Be Frugal: Living on a small budget when you’re a student will enable you to live a much more comfortable life once you graduate. Do this by repaying credit card bills in full, as soon as possible; by setting a small budget for yourself and following it to the T; and by exploring working opportunities while studying.
If you are taking a loan, do read and understand the small prints in the loans offered by the organizations. Look for conditions relating to prepayment of loan, interest and penal interest on delayed payments and so on. Often there will be charges for the prepayment of loan, which may be substantial. The interest and penal interest on delayed payments are higher than the normal rate of interest. This is a paradox, you’ve to pay additionally, whether you are paying in advance or in arrears. Ask for any rebate on prompt payment of instalments for repayment of loans.
While Calculating EMI… Even if you like the sound of the interest rate, examine the EMI (Equated Monthly Installment) for the repayment tenure. Ultimately the effective interest rate depends on the reducing balance method used; i.e. the rate at which your payments are computed. Every time you make a payment, the interest you pay is calculated on balance outstanding principal.
The reducing balance can be of 4 types:
• Daily reduction: The principal is reduced every day as if you were making repayment of the principal on a daily basis.
• Monthly reduction: In this system the principal on which you pay interest reduces every month.
• Quarterly reduction: On a quarterly basis.
• Annual Reduction: The principal is reduced at the end of the year.
The more frequently the rate is calculated, the better the deal. Going by this principle, a daily reducing balance calculation is better than a monthly, which in turn is better than a quarterly and so on.
Processing Charge On application, you will have to pay a certain charge on the amount applied for, which is calculated on the amount of loan applied for and NOT on the amount ultimately actually sanctioned! This charge varies with the lender and may be a fixed amount irrespective of the amount applied for or may be a percentage of the loan applied for. This amount, paid upfront, effectively reduces the money you get. Look for the lowest fees lenders.
Check For A Prepayment penalty Try to locate a lender who doesn't charge a prepayment penalty because:
1) In case your financial condition improves you can get rid of your debt earlier.
2) If the interest rates fall, you can opt to replace the higher cost loan with a lower cost one.

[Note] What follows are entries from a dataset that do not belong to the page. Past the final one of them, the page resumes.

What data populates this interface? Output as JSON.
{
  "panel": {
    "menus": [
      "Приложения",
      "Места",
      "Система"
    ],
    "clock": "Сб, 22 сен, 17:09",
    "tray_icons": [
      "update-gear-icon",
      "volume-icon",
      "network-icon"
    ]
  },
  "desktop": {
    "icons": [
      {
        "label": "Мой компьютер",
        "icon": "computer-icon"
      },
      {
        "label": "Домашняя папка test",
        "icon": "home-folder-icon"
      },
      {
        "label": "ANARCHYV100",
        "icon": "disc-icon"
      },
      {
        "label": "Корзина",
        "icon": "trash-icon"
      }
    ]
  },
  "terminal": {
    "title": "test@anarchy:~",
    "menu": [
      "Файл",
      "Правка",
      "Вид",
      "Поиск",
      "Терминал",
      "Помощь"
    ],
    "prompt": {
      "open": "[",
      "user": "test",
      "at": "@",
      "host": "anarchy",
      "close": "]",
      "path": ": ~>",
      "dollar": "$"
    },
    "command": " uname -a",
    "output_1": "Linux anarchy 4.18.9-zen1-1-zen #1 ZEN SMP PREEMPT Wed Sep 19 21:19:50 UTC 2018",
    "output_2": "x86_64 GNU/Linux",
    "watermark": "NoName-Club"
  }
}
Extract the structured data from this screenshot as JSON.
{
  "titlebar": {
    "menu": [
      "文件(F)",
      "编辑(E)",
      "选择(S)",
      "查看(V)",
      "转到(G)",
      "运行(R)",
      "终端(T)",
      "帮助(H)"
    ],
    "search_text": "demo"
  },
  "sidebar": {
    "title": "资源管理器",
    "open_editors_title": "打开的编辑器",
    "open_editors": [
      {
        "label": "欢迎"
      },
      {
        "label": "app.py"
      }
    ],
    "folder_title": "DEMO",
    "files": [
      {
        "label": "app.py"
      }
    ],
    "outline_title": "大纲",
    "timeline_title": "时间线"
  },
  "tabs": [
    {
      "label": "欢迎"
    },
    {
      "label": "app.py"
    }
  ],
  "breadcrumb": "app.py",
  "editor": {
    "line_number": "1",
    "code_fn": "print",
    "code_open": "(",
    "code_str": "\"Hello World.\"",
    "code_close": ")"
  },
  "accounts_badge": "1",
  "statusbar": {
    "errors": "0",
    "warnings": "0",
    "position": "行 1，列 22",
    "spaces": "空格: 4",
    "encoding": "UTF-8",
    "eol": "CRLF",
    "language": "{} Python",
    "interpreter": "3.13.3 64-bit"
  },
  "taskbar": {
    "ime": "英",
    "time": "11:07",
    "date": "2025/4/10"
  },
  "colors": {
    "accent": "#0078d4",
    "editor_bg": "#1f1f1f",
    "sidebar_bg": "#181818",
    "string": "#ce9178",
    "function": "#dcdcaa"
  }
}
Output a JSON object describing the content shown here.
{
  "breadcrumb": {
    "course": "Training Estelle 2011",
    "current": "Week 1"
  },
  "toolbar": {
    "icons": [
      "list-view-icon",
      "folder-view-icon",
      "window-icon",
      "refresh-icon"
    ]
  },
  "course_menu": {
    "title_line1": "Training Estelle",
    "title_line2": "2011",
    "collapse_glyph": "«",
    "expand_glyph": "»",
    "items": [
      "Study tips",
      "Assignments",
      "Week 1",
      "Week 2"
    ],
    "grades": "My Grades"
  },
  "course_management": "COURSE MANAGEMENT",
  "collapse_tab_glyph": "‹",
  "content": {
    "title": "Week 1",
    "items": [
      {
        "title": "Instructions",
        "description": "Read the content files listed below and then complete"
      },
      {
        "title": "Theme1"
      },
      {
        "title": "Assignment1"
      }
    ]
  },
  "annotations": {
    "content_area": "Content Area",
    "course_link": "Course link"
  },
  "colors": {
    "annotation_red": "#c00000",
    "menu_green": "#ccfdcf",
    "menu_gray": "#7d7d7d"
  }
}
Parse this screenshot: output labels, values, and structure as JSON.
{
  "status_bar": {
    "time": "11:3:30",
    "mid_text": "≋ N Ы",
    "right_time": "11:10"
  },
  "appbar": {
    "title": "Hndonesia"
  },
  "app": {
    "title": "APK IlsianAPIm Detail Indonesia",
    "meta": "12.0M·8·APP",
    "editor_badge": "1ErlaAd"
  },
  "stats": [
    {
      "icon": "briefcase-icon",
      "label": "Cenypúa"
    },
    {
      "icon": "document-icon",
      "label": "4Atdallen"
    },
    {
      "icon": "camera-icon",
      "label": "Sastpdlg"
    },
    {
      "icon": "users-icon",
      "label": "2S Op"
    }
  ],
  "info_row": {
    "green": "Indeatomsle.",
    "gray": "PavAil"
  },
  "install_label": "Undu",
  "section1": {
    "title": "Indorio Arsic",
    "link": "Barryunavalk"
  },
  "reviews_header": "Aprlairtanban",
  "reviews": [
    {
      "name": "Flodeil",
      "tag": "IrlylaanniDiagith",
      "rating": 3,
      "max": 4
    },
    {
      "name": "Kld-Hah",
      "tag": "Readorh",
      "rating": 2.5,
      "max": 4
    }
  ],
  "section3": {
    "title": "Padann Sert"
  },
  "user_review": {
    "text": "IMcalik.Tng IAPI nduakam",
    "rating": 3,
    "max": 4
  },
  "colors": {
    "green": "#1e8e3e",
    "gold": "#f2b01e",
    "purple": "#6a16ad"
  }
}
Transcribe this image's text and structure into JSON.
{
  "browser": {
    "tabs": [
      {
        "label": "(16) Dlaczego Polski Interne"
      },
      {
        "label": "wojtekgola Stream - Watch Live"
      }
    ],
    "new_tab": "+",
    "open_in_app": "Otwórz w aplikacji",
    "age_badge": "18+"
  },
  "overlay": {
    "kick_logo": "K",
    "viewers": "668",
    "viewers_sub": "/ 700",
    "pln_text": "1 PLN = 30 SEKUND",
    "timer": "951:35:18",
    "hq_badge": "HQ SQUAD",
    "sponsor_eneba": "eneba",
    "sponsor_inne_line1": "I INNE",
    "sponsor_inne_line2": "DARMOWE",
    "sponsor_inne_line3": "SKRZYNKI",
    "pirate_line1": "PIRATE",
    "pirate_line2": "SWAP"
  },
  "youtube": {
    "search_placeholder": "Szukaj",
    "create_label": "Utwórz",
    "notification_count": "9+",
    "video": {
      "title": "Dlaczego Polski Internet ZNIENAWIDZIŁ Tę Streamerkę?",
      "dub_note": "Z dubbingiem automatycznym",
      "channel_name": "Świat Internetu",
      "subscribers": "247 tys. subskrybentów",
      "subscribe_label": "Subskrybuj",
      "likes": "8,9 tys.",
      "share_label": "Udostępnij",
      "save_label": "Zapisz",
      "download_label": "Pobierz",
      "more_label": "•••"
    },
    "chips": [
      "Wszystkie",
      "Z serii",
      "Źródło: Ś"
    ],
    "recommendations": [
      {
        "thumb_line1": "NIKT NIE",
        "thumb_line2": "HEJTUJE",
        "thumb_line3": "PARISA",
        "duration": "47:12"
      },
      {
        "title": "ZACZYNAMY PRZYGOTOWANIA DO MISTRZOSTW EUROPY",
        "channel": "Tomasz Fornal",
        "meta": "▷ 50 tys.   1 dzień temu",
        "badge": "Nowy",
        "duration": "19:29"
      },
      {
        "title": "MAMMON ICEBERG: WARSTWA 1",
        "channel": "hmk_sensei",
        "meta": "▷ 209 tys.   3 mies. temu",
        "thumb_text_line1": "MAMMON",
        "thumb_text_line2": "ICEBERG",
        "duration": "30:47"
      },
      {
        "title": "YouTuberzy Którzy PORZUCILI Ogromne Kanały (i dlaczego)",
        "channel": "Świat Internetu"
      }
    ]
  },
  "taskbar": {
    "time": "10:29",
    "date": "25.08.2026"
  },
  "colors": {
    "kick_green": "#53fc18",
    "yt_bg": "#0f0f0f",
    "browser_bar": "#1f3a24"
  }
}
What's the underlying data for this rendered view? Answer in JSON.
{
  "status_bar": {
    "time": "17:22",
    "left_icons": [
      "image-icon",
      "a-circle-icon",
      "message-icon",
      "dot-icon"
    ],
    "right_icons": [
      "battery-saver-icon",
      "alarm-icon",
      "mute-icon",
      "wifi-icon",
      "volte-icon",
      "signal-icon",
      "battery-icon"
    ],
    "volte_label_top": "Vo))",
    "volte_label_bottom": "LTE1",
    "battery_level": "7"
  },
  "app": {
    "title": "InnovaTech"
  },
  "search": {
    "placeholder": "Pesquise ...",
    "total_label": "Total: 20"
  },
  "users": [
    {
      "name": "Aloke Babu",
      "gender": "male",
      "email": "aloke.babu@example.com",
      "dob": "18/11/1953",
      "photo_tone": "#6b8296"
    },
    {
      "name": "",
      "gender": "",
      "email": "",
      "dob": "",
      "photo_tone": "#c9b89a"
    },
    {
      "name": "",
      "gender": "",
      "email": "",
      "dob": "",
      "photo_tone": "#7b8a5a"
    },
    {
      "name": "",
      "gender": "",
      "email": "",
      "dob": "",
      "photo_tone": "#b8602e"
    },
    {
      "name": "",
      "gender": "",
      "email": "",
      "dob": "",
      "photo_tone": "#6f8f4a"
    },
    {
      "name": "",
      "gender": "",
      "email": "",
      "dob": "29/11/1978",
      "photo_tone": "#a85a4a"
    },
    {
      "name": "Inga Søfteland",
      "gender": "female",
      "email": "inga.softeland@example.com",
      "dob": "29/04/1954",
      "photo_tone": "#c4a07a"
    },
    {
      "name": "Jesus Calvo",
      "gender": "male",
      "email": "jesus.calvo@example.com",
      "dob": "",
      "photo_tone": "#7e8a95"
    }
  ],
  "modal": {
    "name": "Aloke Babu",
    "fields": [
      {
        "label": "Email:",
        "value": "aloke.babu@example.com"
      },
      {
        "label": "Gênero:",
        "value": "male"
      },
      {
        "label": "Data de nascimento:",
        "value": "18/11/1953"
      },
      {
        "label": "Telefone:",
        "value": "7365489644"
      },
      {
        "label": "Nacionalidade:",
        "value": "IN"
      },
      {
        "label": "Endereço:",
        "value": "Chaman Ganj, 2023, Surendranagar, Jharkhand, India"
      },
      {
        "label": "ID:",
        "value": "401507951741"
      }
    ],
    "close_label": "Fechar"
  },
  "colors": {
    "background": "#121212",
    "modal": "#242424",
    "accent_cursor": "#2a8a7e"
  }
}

3) While giving you the option of pre-payment, you will have to pay the entire outstanding principal; there is no flexibility offered. Therefore there is no possibility of paying a part of your loan when you have a surplus as banks do not allow it.
You never know what could be the interest rate in thefuture. If it is rising, you are better off borrowing at the lower rate today.But what if the interest rate is going to fall substantially in the future? InIndia, for instance, between 1996 and 1999, loan interest rates fell by 4 percent which brought down the cost of borrowing roughly by one-fourth the level ofwhat was three years before. Since it is not possible for you to predict thefuture check before borrowing whether your scheme gives you the freedom toforeclose, and if yes, then at what cost. This way, if in the future interestrates fall substantially, you can always approach another finance company,borrow at a lower rate of interest, and pay off the loan that bears a higherinterest burden.